Heavy moisturizing creams can lead to clogged pores in oily skin types, especially when used under sunscreens that contain dimethicone. Oily skin may not need this extra hydration because it makes its own moisturizer. Skipping this step and using a treatment serum geared toward lightening or other anti-aging concerns is often enough.

Medications to Decrease Sebum Production

The most important thing to know about oily skin care is that there are NO topical ingredients that have been convincingly proven to significantly slow sebum secretion. Topical products can only absorb oil or surround it to make it less obvious.

On the other hand, oral medications can decrease sebum production. Oral spironolactone and other hormonal medications such as oral contraceptives can affect sebum secretion. The most potent of the oral medications to decrease sebum production is isotretinoin, a prescription form of vitamin A (retinoid), which must be used under a doctor’s supervision. Topical retinoids such as tretinoin and retinol do not penetrate into the sebaceous glands, so they do not affect sebum production.

Acne Control

Oily skin types are more likely to suffer from acne because P. acnes, the bacteria that causes acne, uses sebum as a food source. For those with OS (Oily, Sensitive skin), treatment should focus on reducing clogged pores with retinoids; eliminating or decreasing skin bacteria with antibiotics, benzoyl peroxide, or other antimicrobials; and using anti-inflammatory ingredients.

Salicylic acid is the ideal ingredient for oily, acne-prone skin, and it serves multiple purposes. It effectively removes excess oil; gently exfoliates to keep fresh, healthy skin on the surface; and keeps pores clear of dead skin cells and oil that cause clogs.

Sunscreen

Sun protection is important regardless of skin type, and it doesn’t have to be greasy. The latest formulations include ultra-light fluids that are absorbed by the skin instantly, and they leave a matte finish that’s ideal for oily skin. I also like physical sunscreens that contain zinc oxide. Zinc may help to manage sebum production and reduce inflammation, and it does not have to be formulated in oil. Chemical sunscreen ingredients require an oil component.

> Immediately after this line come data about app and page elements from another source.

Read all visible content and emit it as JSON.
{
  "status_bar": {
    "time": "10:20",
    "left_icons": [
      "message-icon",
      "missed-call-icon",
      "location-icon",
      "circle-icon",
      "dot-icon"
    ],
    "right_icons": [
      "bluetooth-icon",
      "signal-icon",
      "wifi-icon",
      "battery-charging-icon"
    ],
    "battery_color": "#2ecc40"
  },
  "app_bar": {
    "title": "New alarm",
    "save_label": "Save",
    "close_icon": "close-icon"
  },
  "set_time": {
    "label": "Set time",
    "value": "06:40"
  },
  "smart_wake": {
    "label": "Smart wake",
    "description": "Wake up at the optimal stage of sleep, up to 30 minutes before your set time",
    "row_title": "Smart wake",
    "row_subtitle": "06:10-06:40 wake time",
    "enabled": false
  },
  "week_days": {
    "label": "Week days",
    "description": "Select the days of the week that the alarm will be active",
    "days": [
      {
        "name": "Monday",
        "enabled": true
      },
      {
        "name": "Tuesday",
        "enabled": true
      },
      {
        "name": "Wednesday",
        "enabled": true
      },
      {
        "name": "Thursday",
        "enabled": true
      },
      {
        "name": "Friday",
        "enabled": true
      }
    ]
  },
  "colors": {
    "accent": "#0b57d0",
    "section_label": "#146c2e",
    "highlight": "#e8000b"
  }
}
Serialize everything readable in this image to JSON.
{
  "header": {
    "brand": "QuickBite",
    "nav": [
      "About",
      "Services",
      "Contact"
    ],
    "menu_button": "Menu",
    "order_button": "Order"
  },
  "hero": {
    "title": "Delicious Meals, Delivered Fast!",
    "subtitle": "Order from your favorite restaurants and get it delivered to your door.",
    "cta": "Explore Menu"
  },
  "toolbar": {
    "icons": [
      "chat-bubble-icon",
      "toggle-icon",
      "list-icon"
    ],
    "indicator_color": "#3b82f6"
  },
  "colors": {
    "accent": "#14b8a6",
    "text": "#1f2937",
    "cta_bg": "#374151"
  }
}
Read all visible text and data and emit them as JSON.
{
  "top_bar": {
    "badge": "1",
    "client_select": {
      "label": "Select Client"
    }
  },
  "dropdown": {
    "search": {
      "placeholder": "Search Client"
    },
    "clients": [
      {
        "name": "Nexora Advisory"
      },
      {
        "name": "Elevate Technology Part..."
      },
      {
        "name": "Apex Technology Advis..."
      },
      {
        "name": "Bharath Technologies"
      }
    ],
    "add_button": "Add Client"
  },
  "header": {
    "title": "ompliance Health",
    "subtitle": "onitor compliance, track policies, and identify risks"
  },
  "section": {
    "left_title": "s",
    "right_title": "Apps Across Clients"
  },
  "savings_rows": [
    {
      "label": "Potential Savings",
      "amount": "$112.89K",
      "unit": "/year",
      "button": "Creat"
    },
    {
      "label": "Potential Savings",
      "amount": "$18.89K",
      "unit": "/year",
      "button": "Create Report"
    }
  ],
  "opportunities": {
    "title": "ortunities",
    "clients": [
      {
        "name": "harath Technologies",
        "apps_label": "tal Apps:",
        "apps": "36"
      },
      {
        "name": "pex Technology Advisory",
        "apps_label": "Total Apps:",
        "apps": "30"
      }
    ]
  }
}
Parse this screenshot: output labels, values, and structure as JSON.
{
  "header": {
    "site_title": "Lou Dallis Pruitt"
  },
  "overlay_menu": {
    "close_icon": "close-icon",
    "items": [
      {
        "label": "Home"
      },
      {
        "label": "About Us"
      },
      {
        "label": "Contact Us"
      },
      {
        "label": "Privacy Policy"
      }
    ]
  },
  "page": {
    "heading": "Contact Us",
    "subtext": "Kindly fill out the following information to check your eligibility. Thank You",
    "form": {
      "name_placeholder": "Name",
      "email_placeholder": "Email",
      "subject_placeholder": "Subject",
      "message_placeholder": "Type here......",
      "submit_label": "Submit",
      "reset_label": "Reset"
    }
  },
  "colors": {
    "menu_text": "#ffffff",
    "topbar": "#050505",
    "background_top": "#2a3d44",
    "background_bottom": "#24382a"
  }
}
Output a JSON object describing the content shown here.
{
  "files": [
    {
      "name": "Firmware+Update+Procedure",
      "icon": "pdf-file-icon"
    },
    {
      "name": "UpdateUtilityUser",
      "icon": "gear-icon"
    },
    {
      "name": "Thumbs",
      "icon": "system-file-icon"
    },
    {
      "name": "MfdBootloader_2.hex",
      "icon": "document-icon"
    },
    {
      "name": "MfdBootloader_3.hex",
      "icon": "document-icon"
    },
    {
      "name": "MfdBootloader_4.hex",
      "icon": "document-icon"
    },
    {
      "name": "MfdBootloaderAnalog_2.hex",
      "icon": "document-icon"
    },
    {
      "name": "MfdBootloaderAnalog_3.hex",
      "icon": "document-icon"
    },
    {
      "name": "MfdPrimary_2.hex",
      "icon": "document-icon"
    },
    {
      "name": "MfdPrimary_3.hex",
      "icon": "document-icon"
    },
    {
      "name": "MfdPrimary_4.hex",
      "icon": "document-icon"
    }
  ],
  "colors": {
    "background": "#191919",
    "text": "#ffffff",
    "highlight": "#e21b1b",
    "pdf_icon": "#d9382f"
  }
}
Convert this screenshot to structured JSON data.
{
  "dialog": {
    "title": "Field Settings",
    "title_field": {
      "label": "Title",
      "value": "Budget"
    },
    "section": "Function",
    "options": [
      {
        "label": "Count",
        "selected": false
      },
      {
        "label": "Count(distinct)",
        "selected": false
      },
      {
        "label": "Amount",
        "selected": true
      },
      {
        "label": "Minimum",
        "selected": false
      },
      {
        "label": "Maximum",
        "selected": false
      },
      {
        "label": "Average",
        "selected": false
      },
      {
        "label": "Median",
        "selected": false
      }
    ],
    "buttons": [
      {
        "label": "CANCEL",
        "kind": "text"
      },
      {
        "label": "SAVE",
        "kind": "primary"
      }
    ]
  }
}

Foundation

Oily types may prefer the oil-absorbing properties of a powder foundation, but it’s important to know that these products do not offer sun protection. There are many liquid foundations that offer shine control and long-lasting wear.

The Bottom Line

Now that you understand more about the enigma of oily skin, please share your success stories on our Facebook page. And if you have any favorite foundations for oily skin, I’d love to know for an upcoming article on makeup for oily skin types.

 

Dr. Leslie Baumann, M.D. and her team at Baumann Cosmetic Dermatology believe in proof, not promises. World-recognized for both cosmetic and general dermatology, our treatment strategies rely exclusively on evidence-based, scientifically verified products and procedures that promote skin health and a natural appearance. We combine effective medical procedures with individualized instruction on proper skincare, nutrition, supplementation and lifestyle in order to maximize the health of the skin and body as a whole while minimizing the effects of aging. For more, visit Dr. Baumann’s blog for daily updates Monday through Friday, or inquire about an appointment through Derm.net.

Acne, Skincare

Leave a Reply

Your email address will not be published. Required fields are marked *